Meanwhile Mom has asked Father Adamsky to bless the house, letting the priest in on all the dysfunction going on at the Montelli abode and giving him the first glimpse of the evil spirit that's now directing Sonny's every move. His Godly Spidey-Sense tingles more when Patricia brings her sins to him at confession, saying memorably that her "friend" does these things with her just to hurt. "To hurt you?" he asks, concerned. "No," she replies. "To hurt God!" Ho-lee shit. Or un-ho-lee, in this case.
So we're about an hour in to a 100-minute movie when Sonny finally demon-Hulks out and takes the shotgun to the whole fam damily. We're treated to some pretty grody demon-transformation makeup as Sonny kills his parents first, chases down the younger siblings (a very chilling sequence), and finally penetrates his sister with buckshot, for a change. This sequence is very unlike the same one in the earlier movie, where it was an enigmatic plot point that DeFeo shot each family member in his or her bed, where they seemingly stayed put despite the multiple shotgun blasts in other parts of the house. Still, it works here, and the practical effects on Sonny's face are pure 80s-horror goodness.
With still forty minutes run-time to go we switch our focus entirely to Father Adamsky, who now wants to exorcise Sonny and the house. The narrative loses a little steam and believability as the priest defies his church superiors and the law to bust Sonny out of jail and take him back to the house for the ceremony. But things pick up again when Sonny escapes and the priest must hunt him down through the increasingly rambunctious house--slime down the walls, rivers of blood flooding the basement from the Red Room, and other surreal and strangely effective scenes of horrific haunting. It culminates in a priest vs. demon confrontation that features an incredibly graphic and goopy makeup effect for Sonny's "final transformation" and a straight-from-The Exorcist rip-off resolution that will still leave a Mad Movie fan with a smile on his face. The final shot of the strangely un-destroyed house with a "For Sale" sign swinging out front, like a trap re-set and waiting on the next victim, is a fitting conclusion to an hour and forty minutes of fun.

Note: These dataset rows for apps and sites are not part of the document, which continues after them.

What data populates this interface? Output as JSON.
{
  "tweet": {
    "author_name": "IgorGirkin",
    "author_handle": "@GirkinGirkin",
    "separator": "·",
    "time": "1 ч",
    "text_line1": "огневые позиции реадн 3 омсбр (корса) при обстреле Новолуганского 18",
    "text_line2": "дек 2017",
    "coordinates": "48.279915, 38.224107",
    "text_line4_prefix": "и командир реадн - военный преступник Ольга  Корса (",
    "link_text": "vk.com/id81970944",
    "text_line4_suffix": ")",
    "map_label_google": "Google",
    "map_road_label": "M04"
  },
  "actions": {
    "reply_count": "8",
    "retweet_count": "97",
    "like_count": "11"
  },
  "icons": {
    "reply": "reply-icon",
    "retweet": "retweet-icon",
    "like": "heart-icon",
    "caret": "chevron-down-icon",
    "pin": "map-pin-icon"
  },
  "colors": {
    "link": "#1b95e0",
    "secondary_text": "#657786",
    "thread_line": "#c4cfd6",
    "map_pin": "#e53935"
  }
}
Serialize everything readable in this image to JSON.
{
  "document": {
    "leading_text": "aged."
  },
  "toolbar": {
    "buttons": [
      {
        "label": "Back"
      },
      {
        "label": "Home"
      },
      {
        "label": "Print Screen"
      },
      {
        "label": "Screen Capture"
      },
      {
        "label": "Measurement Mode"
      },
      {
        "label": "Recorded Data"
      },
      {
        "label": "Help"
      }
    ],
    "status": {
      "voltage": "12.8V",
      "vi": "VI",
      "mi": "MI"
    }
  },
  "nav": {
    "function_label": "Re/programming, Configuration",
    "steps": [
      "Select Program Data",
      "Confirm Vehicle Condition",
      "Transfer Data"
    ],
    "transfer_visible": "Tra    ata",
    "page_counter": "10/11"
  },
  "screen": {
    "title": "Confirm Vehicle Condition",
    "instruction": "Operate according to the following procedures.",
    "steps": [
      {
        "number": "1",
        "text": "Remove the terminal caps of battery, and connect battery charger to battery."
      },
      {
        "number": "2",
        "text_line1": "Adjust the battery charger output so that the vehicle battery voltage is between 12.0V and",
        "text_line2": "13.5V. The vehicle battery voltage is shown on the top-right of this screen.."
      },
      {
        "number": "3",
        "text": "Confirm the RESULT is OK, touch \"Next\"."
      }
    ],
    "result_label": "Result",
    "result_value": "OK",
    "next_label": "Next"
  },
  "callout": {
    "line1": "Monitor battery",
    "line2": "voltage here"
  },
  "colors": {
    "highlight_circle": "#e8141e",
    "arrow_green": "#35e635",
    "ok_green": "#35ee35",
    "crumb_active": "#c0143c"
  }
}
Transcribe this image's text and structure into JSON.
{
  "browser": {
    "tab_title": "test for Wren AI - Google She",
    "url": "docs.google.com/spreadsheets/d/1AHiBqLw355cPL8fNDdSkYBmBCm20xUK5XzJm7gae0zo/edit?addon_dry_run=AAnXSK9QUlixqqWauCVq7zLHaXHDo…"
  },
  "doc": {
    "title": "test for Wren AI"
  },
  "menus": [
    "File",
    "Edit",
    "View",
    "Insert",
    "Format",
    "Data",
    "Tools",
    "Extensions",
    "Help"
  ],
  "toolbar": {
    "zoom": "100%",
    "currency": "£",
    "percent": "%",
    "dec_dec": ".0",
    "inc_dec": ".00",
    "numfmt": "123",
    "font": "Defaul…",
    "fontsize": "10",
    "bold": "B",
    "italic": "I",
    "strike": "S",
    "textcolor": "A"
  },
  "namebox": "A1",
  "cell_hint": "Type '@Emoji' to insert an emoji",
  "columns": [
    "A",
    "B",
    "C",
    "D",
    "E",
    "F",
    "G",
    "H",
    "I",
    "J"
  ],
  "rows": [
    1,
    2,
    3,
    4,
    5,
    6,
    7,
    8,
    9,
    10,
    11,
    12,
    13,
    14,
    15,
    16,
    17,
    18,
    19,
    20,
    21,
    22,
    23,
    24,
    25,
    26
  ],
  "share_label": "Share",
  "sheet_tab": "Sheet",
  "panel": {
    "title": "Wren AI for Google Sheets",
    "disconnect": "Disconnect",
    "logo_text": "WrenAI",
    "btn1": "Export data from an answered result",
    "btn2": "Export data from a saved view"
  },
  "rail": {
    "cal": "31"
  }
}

Though I remembered quite a bit about this movie from my previous viewings in the 80s (mainly the Exorcist-esque makeup and the incest subplot), there was an awful lot I'd forgotten that I found myself enjoying a lot this time through. The sheer energy of the haunting is a welcome change and keeps things from ever getting too boring, and the perverseness and dysfunction of the family (anchored by Burt Young's wonderfully slimy performance as the Montelli the Elder) are really something to see. Jack Magner is great as the demon-possessed killer, and Diane Franklin as the naive nymph sister is similarly affecting. I didn't even mind the departure from haunted house to exorcism territory, as it was just the kind of kitchen-sink cheese that lovers of 80s horror eat up with both spoons. At the end I found myself sated and content, and willing to pronounce this far and away my favorite of the entire Amityville series (though if you've seen any of the other sequels, that may seem like faint praise).
So 2.5 thumbs for this cool piece of fright film from the early 80s. If you haven't seen it in a while and are in the mood for some nasty, goopy nostalgia, you could do a lot worse than to give it another look.
But for the love of God: GET OUT...of the clothes hamper! She's your sister, dude!